ASSIGNED TASK: After finding the line with "Parse this screenshot: output" in the entries below, copy that line and each one after it exactly, through the last line, and omit pictures.

SOURCE DATA:

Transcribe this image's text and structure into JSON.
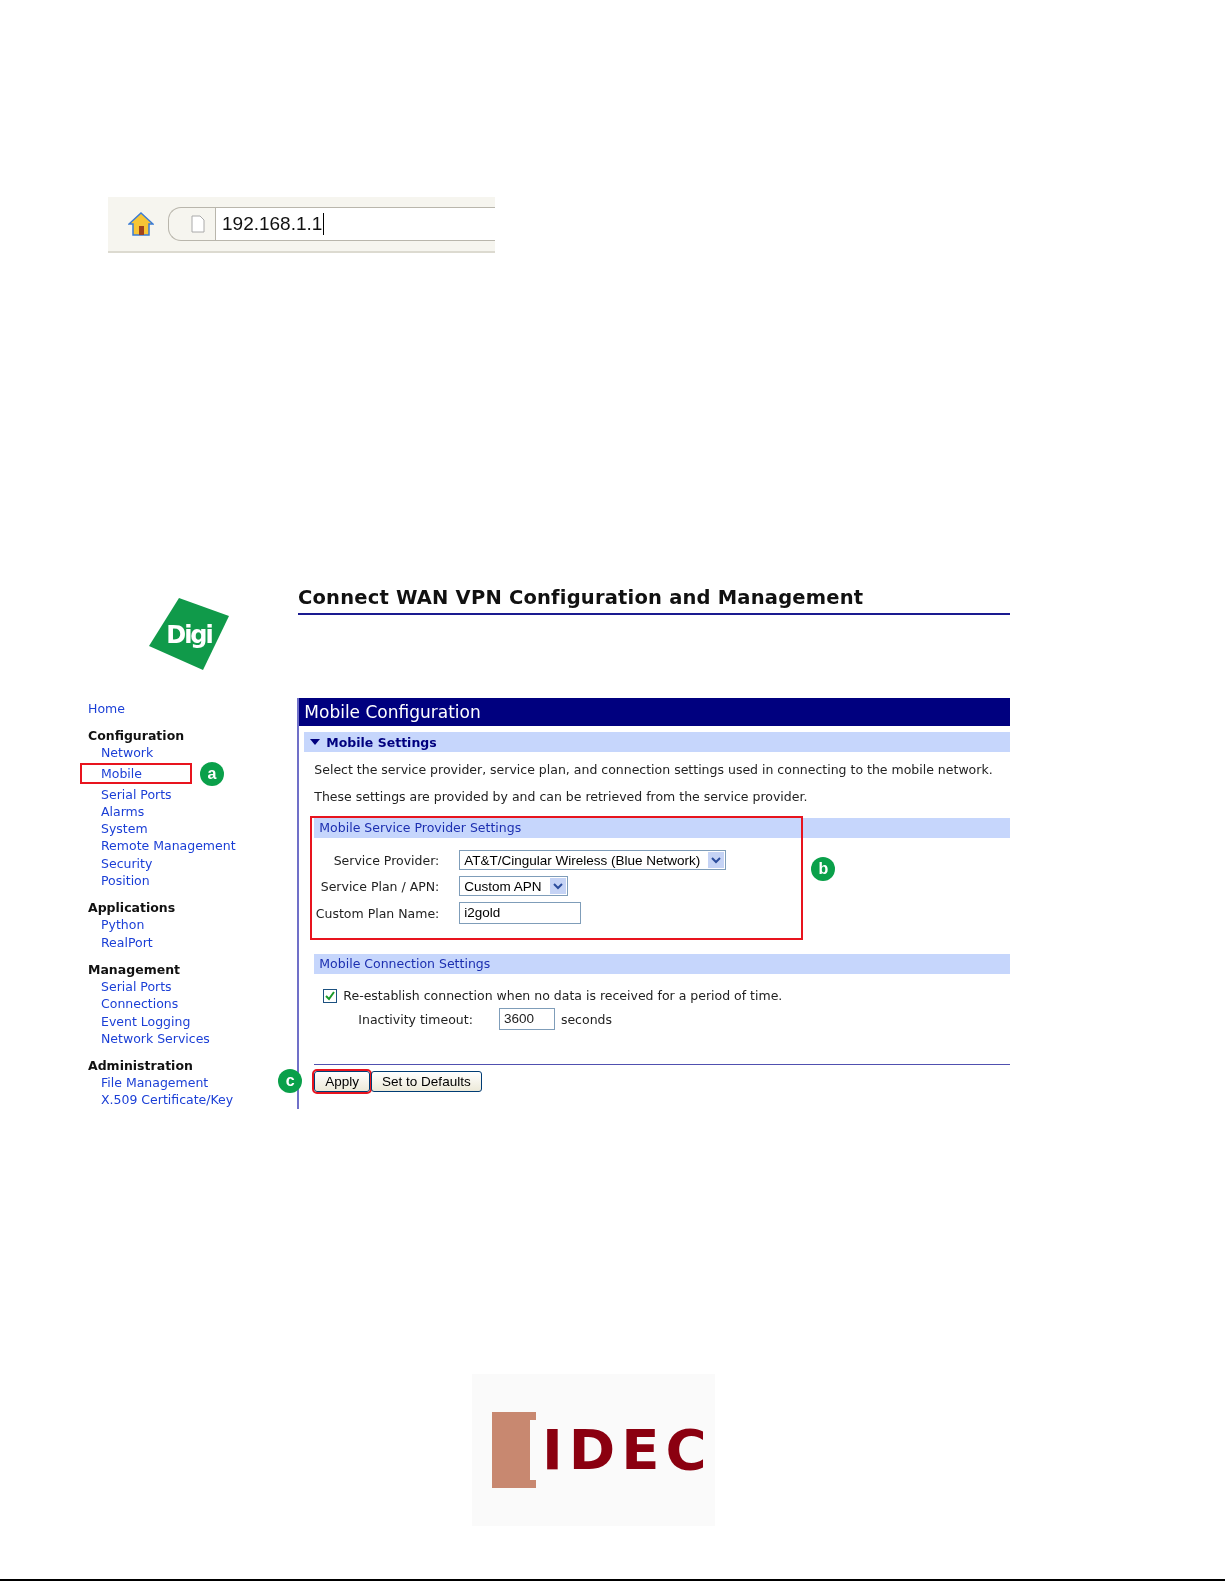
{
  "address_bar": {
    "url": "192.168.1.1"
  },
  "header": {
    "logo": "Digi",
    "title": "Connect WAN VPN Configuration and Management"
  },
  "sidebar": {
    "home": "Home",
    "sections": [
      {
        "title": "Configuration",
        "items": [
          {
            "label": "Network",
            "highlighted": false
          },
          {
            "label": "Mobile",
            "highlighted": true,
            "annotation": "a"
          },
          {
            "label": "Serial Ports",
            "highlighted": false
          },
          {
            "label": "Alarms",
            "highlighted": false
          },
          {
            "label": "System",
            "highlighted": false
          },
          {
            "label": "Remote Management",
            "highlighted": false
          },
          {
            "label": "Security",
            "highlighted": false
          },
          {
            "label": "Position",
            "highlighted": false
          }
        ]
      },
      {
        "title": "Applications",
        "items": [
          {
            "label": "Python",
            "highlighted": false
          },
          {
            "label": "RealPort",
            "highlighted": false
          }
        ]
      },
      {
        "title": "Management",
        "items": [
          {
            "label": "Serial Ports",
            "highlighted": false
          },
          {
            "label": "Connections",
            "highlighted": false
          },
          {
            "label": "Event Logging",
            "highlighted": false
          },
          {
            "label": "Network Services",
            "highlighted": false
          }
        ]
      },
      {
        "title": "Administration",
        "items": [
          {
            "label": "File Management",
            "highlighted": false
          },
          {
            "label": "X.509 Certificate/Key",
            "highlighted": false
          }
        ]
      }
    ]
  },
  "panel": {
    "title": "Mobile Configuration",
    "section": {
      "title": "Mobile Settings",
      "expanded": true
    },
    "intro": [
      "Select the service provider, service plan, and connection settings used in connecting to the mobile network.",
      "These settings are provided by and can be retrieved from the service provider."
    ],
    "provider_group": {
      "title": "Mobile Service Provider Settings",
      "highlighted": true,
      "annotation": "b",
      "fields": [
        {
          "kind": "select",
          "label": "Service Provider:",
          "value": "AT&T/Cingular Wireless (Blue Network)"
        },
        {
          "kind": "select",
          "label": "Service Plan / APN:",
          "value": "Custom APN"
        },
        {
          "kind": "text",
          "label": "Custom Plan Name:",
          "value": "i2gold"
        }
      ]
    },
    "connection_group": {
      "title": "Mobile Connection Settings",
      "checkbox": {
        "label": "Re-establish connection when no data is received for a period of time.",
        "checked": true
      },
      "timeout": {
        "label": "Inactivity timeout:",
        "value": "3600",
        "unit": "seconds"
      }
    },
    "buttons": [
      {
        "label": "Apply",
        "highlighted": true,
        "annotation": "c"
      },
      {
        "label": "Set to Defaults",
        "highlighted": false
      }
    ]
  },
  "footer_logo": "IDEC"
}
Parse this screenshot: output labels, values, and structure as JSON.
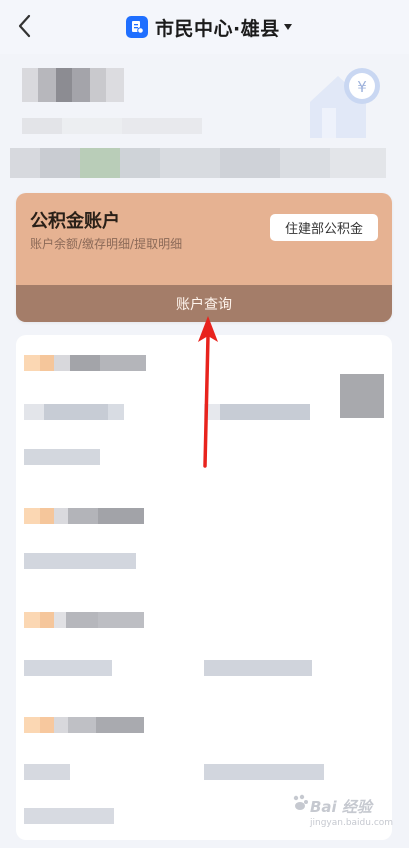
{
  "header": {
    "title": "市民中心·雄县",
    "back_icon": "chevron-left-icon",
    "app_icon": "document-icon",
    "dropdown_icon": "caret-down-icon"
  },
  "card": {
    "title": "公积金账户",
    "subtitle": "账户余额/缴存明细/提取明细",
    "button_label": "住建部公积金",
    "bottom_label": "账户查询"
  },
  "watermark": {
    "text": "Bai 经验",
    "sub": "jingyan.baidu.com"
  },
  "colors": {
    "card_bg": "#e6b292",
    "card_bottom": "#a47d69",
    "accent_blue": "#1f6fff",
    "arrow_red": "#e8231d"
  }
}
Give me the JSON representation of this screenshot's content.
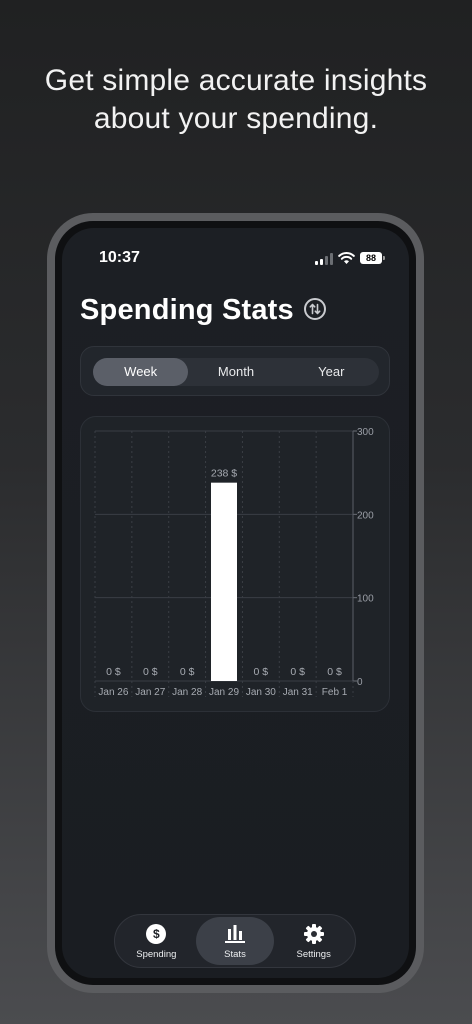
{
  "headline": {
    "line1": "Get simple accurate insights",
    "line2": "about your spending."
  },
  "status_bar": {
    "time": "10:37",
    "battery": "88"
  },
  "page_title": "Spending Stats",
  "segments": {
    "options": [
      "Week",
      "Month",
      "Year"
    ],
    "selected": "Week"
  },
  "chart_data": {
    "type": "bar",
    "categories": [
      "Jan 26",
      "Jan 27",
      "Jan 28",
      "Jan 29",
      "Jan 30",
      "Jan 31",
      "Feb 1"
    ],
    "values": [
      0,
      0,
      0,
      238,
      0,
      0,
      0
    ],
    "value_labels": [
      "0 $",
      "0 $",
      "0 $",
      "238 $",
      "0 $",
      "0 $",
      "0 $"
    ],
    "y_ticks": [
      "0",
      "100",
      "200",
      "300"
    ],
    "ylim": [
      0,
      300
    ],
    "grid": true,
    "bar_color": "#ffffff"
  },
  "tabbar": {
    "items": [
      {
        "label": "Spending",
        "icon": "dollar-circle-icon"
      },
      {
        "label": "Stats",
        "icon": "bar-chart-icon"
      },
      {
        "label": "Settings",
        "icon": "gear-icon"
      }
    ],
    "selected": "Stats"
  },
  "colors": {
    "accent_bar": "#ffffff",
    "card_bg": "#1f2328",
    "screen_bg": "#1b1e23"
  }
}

SOLUTION FOR THIS EXERCISE:
Parse this screenshot: output labels, values, and structure as JSON.
{
  "header": {
    "title": "市民中心·雄县",
    "back_icon": "chevron-left-icon",
    "app_icon": "document-icon",
    "dropdown_icon": "caret-down-icon"
  },
  "card": {
    "title": "公积金账户",
    "subtitle": "账户余额/缴存明细/提取明细",
    "button_label": "住建部公积金",
    "bottom_label": "账户查询"
  },
  "watermark": {
    "text": "Bai 经验",
    "sub": "jingyan.baidu.com"
  },
  "colors": {
    "card_bg": "#e6b292",
    "card_bottom": "#a47d69",
    "accent_blue": "#1f6fff",
    "arrow_red": "#e8231d"
  }
}
Give me the JSON representation of this screenshot's content.
{
  "headline": {
    "line1": "Get simple accurate insights",
    "line2": "about your spending."
  },
  "status_bar": {
    "time": "10:37",
    "battery": "88"
  },
  "page_title": "Spending Stats",
  "segments": {
    "options": [
      "Week",
      "Month",
      "Year"
    ],
    "selected": "Week"
  },
  "chart_data": {
    "type": "bar",
    "categories": [
      "Jan 26",
      "Jan 27",
      "Jan 28",
      "Jan 29",
      "Jan 30",
      "Jan 31",
      "Feb 1"
    ],
    "values": [
      0,
      0,
      0,
      238,
      0,
      0,
      0
    ],
    "value_labels": [
      "0 $",
      "0 $",
      "0 $",
      "238 $",
      "0 $",
      "0 $",
      "0 $"
    ],
    "y_ticks": [
      "0",
      "100",
      "200",
      "300"
    ],
    "ylim": [
      0,
      300
    ],
    "grid": true,
    "bar_color": "#ffffff"
  },
  "tabbar": {
    "items": [
      {
        "label": "Spending",
        "icon": "dollar-circle-icon"
      },
      {
        "label": "Stats",
        "icon": "bar-chart-icon"
      },
      {
        "label": "Settings",
        "icon": "gear-icon"
      }
    ],
    "selected": "Stats"
  },
  "colors": {
    "accent_bar": "#ffffff",
    "card_bg": "#1f2328",
    "screen_bg": "#1b1e23"
  }
}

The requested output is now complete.